I just don’t have it in me right now.  I can’t do the small talk.  I can’t respond to the e-mails outside of the most urgent.  I can’t get anywhere on time, mail anything on time, or read the articles I want to read.

There’s too much noise going on inside my head.

I’m thinking about my friends who have been without power for more than 9 days, and about how their kids’ lives have been in chaos since the crisis began.

I’m thinking about my amazing friend who just ran her first marathon in New York today.  Running with my kids’ names on her back.  How proud I am of her and how honored I was to have my kids with her.

I’m thinking about members of my family who are too young to be in a battle for their lives.

I’m thinking about the instant changes we’ve seen in Howie’s plan for school since my presentation.  I’m so happy that things are better but know that it shouldn’t be this hard.

I’m thinking about the moms and dads that wake up every morning, wondering if this will be the day when their child will talk.

I’m thinking about my friend who husband is home on leave from Afghanistan, and how happy and rested she looks.  I’m thinking about how to support her when he returns to his base.

I’m wondering how I’ll get through the next day, let alone the next week or two.

I’m missing my dad.

I’m struggling with the fact that I’m seeing the “autism” more and more in my two youngest, and I don’t know what that means for them.  I’m also wondering if we’ll be adding another diagnosis to the mix for my oldest sometime soon.

I’m looking ahead to January, when all three kids have appointments with developmental specialists.

I’m terrified of not being here for my kids, so much so that it paralyzes me.  I don’t like to travel far from them without them in case something happens.

When I am in chaos – when my brain is overloaded – I retreat.  I wall myself in and protect myself from what I can’t be right now.  For better or worse, I need to keep my kids close to keep me from breaking down.

You have to understand that there are times that I want to be like you.  I want to be able to chat about the weather and make playdates on the fly and comment on every awesome blog post that I see.

There are times when I want to be you.


I’m thinking that the best sound is my three boys laughing together.
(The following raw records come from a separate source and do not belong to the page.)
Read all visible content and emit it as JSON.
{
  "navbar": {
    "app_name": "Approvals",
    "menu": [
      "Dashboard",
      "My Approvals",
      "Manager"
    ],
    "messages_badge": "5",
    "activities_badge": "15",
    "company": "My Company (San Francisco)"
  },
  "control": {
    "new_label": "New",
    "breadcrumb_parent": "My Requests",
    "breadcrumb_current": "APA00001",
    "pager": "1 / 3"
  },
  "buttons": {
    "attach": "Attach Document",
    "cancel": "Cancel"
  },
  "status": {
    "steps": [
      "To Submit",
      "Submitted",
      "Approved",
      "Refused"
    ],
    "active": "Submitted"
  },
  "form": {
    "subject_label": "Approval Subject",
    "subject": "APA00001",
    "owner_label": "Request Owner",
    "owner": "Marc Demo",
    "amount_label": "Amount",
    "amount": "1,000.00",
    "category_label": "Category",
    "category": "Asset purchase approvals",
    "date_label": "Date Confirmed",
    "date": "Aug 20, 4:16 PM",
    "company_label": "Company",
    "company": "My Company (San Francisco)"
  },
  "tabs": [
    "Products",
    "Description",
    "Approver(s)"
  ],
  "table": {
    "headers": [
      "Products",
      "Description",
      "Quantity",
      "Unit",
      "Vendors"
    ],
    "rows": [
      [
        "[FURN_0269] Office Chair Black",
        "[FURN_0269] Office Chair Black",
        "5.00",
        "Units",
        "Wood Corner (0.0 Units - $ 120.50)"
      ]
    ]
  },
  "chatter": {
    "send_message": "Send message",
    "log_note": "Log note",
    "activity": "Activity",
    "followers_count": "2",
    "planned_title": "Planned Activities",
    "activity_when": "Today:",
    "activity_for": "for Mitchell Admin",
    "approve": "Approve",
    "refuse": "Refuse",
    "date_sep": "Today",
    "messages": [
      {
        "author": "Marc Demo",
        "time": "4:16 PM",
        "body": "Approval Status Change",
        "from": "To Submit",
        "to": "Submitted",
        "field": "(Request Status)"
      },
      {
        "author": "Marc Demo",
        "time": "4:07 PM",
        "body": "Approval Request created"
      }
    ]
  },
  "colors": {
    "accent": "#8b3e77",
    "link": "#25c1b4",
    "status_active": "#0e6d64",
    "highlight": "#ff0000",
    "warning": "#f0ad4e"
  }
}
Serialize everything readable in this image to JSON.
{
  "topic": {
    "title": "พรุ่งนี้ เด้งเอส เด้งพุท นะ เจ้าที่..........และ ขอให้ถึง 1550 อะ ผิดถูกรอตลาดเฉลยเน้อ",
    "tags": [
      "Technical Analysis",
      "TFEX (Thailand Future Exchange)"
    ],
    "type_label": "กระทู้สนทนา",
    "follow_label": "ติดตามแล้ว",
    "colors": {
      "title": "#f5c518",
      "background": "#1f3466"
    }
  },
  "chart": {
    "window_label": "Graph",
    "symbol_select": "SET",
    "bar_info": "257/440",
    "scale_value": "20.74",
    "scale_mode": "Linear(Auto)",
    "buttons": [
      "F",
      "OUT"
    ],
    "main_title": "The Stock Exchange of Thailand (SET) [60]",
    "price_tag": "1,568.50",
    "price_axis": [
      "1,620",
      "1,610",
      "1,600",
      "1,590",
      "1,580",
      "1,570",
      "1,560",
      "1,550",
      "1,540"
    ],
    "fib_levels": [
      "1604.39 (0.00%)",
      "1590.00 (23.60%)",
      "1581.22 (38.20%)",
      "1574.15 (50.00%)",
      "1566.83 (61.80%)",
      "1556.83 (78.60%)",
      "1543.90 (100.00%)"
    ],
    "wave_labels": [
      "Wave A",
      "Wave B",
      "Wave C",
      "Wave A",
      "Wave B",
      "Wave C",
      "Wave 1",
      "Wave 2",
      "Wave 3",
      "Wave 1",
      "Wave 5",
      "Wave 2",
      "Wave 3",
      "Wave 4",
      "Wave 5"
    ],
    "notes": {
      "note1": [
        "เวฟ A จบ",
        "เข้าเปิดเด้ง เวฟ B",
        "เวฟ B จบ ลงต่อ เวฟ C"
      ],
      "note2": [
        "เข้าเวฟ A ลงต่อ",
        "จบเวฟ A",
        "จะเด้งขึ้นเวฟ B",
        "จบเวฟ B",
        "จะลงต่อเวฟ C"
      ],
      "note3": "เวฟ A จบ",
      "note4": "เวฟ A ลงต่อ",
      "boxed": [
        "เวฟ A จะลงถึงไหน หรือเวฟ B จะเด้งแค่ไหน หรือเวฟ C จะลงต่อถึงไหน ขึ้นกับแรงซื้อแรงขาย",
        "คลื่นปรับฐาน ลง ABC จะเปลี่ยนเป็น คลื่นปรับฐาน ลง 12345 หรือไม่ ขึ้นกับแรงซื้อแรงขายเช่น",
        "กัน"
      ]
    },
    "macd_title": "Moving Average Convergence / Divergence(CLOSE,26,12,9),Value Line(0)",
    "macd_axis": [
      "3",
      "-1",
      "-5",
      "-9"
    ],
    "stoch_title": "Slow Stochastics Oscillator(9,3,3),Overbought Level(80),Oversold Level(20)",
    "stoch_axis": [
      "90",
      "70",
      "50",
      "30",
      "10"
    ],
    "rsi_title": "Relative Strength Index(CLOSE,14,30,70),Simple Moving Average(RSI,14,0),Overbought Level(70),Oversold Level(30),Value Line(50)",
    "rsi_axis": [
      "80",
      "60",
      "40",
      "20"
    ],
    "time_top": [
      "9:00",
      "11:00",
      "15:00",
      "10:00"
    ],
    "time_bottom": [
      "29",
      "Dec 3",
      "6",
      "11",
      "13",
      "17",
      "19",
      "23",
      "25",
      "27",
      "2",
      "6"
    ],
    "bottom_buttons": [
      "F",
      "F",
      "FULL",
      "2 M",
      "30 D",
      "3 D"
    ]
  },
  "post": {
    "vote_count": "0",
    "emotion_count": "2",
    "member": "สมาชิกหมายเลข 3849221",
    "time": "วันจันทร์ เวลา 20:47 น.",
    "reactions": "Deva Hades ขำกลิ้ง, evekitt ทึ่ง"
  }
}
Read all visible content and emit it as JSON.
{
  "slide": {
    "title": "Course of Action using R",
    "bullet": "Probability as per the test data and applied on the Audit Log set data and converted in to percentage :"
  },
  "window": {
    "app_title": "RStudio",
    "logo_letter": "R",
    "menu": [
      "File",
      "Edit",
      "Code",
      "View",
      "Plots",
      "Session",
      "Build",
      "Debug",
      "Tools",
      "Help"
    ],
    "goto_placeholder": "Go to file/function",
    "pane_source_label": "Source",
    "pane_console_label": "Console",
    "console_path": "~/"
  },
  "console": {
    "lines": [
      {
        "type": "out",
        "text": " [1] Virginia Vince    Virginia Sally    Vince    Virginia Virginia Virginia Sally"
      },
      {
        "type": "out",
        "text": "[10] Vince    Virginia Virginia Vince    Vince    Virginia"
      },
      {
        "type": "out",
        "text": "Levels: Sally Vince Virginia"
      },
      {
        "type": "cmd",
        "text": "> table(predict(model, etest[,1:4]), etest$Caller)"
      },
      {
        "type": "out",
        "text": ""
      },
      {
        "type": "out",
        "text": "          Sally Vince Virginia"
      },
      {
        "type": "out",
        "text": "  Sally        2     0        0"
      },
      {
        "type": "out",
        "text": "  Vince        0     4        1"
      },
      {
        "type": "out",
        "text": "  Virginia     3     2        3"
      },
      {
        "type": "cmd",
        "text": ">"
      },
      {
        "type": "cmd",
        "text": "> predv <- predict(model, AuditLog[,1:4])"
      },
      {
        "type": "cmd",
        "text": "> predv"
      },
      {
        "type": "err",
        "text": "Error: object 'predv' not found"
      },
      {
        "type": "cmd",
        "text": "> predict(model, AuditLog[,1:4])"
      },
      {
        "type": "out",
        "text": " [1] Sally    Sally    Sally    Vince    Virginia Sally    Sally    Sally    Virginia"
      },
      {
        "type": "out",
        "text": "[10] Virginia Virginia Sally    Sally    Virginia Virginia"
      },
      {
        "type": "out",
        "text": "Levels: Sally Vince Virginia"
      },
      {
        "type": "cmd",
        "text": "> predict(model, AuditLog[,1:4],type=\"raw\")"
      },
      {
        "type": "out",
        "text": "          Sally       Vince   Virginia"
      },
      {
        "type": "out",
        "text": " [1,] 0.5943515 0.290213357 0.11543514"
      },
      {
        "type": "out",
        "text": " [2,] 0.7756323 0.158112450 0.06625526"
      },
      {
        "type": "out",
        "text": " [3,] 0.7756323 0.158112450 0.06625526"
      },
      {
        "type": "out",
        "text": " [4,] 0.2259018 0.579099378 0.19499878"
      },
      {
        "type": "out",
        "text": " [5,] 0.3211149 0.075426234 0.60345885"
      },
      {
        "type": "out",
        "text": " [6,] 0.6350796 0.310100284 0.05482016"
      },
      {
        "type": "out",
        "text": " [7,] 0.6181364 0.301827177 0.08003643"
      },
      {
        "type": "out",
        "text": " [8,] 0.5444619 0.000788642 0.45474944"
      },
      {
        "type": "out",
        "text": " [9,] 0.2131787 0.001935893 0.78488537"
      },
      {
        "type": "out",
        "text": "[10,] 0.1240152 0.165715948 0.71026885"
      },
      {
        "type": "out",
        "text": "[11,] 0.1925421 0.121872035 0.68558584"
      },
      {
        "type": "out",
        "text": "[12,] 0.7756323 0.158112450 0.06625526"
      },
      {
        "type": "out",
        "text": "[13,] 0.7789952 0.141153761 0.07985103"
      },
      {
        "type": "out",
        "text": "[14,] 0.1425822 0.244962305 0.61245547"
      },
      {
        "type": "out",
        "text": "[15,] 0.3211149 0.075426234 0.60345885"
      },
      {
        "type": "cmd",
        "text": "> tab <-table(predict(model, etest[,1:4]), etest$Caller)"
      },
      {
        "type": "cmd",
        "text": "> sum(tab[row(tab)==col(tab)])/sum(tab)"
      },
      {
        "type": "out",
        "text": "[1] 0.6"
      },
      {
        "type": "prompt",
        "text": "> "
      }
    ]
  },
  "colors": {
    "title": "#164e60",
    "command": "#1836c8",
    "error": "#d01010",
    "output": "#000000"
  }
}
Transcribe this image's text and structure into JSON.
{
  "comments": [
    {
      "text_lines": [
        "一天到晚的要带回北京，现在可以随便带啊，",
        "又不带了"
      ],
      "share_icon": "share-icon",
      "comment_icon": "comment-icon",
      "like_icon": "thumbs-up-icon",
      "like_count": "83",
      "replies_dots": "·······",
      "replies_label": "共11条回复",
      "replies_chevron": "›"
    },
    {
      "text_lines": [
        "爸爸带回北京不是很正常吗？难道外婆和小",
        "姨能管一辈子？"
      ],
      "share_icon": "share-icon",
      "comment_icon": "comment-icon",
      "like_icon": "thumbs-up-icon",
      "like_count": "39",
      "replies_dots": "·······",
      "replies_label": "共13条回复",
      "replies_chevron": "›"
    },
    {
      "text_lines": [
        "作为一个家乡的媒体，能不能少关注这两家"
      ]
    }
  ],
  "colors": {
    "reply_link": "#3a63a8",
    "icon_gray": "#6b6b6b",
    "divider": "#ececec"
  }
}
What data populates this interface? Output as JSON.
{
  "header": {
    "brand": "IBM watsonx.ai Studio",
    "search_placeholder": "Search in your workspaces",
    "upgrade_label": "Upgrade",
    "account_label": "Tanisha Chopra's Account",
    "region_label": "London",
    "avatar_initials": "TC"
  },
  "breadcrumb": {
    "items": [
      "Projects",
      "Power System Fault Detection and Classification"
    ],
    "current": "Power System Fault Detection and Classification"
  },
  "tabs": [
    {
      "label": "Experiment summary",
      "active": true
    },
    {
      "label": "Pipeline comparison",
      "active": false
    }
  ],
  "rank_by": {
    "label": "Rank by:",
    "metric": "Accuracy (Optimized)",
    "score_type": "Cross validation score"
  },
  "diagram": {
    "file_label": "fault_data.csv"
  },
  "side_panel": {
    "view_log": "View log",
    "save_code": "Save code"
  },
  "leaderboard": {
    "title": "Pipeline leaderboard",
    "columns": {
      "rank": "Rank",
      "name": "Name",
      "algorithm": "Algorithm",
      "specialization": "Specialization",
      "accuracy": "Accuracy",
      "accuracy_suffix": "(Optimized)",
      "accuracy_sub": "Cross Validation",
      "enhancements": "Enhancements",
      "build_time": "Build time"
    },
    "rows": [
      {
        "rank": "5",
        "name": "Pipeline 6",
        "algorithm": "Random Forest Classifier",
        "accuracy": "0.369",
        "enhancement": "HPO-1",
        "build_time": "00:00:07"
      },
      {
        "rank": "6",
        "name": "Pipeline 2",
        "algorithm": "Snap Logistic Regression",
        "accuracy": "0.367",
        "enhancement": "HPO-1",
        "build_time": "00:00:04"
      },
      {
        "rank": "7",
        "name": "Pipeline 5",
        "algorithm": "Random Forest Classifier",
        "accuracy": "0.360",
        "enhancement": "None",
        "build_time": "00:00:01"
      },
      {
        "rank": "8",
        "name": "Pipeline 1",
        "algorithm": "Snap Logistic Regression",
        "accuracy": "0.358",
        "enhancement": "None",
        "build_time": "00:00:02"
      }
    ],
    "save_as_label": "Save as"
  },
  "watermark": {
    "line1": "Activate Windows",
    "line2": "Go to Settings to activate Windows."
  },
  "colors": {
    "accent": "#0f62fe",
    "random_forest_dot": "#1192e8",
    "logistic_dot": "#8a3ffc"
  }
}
Their sweet voices complement each other in perfect harmony.  And I hold on to that for dear life, praying it will never change.

And that’s when I just want to be me.

So please remember:

It’s not you.  It really is me.

Words are flowing out like endless rain into a paper cup,
They slither while they pass they slip away across the universe
Pools of sorrow, waves of joy are drifting through my opened mind,
Possessing and caressing me.
Jai guru deva, om
Nothing’s gonna change my world,
Nothing’s gonna change my world.
Nothing’s gonna change my world.
Nothing’s gonna change my world.” – Across the Universe by The Beatles